Within minutes of the Manchester attacks, ambulance services had arrive, the police had cornered off roads and the injured were being taken to hospital.
The key groups — ambulance, police, fire services and forensic teams — prepare for these incidents carefully and delicately. They know what to do as they have practiced numerous times for such an event.
All emergency services have response plans, which are documented in the UK governments counter terrorism strategy. The Manchester attack was beyond the capabilities of just one hospital. Dr. Richards told Sputnik that the speed of first responders is often overlooked, but it's crucial in a attack of big scale.
"There are number of things that need dealing with and removing from the scene, such as injured people who need to be treated. There may be other issues to deal with such as structural concerns of buildings so the fire services will need to look at how people are moved and the police have to work on controlling the traffic and making sure the ambulances can get in and out. They put a lot of work into dealing with this. The major incidents rarely take place, but when they do they are well prepared for it," Dr. Richards told Sputnik.
The police, according to Dr. Richards, will ensure everything swings into action.
"They do a great job at coordinating everything that is going on around them.
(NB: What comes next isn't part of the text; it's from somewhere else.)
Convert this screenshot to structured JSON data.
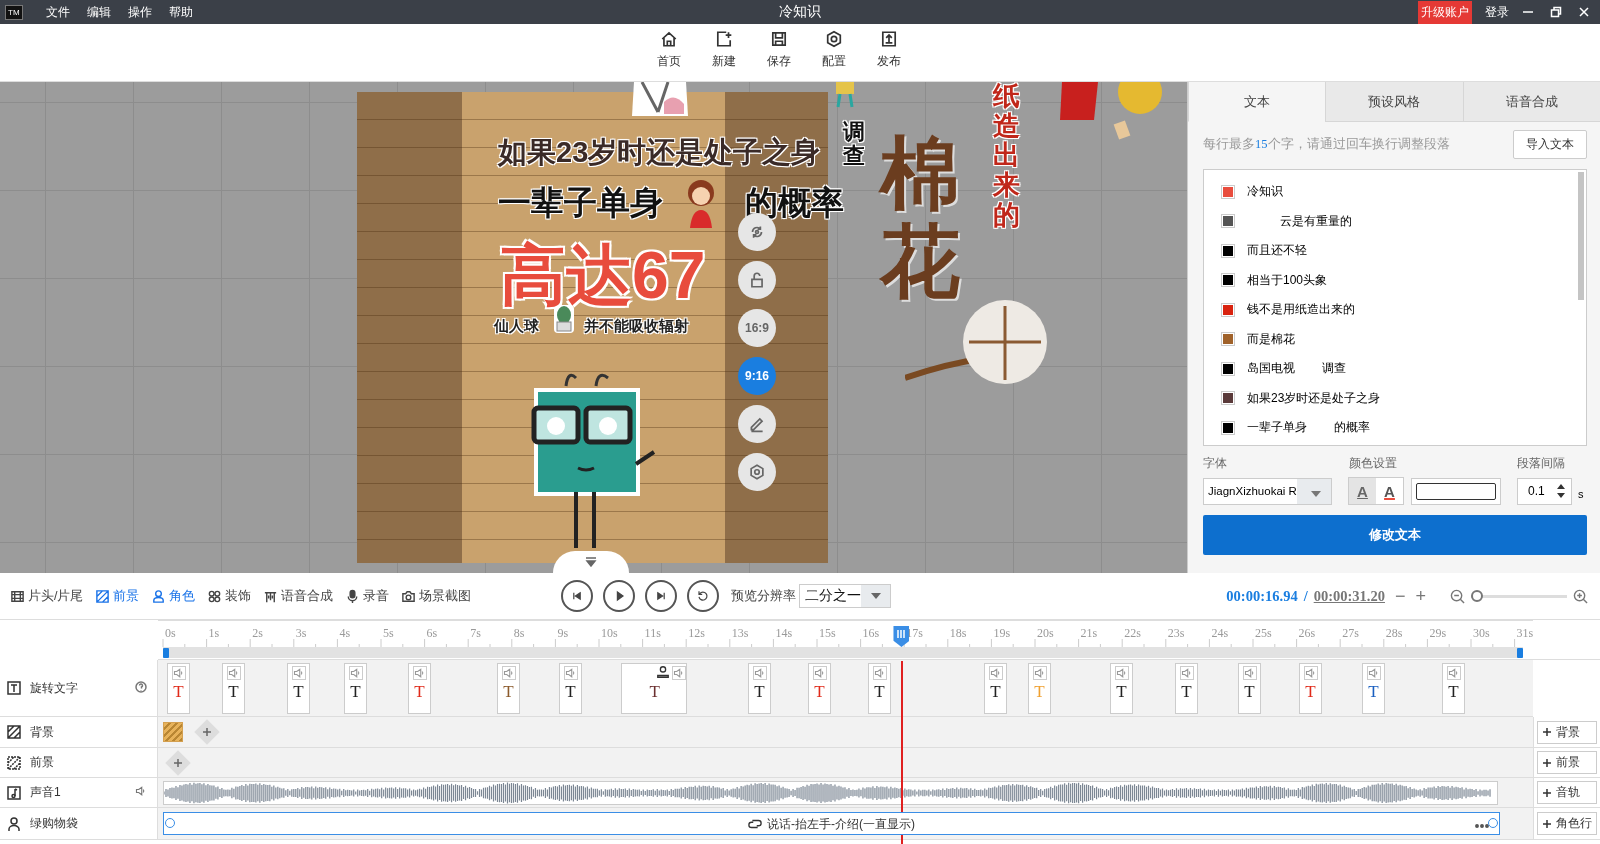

If there has been a chemical or nuclear leak, the police might have to call in specialist military. The local police commander is central however to ensuring everything runs smoothly."
The Forensic Team
Once the attack has taken place, as well as the emergency services, the forensic team will also be there fairly quickly. The Manchester attacker was a man named Salman Abedi who used an explosive device to kill and injure people. The forensic team would have to look for evidence of how the bomb was made and ensure the information extracted is used to inform government intelligence agencies around the world.
"The forensics team will step in quickly, in the early hours people will be moving around and the primary response is to deliver a duty of care to people. You don't want to move people and disturb forensic evidence. Getting forensics is critical," Dr. Richards told Sputnik.
The scale of the Manchester attack and other similar atrocities such as the 7/7 London tube bombing in 2005, means that the government has to alert the public immediately. The Prime Minister will often tell the media that they are attending a Cobra meeting, it stands for Cabinet Office Briefing Room A. Cobra is the British government's emergency response committee set up to respond to a national or regional crisis.
When the Manchester attacks struck the UK PM Theresa May addressed the country, within 24 hours. The threat level also went up from severe to critical.
We all – every single one of us – stand with the people of Manchester at this terrible time. pic.twitter.com/vMTwaBbncl— Theresa May (@theresa_may) May 23, 2017
With all of these operational tasks taking place, the question asked by experts and citizens is: if the security services are so prepared, why were they not able to monitor Salman Abedi and prevent the attack?
Dr. Richards believe that the blaming or making the security a scapegoat is the wrong approach, especially given the fact that it's been over 10 years since the 7/7 bombing in London.
"It's a scale issue, the number of people who may attack runs into the thousands and the security services haven't got the time or resource to investigate everyone who is a threat. They have to make tough priority decisions. It's been more than 10 years since we have had a major attack of this sort and in that time a large amount of arrests have been made. It's impossible to prevent every attack," Dr. Richards told Sputnik.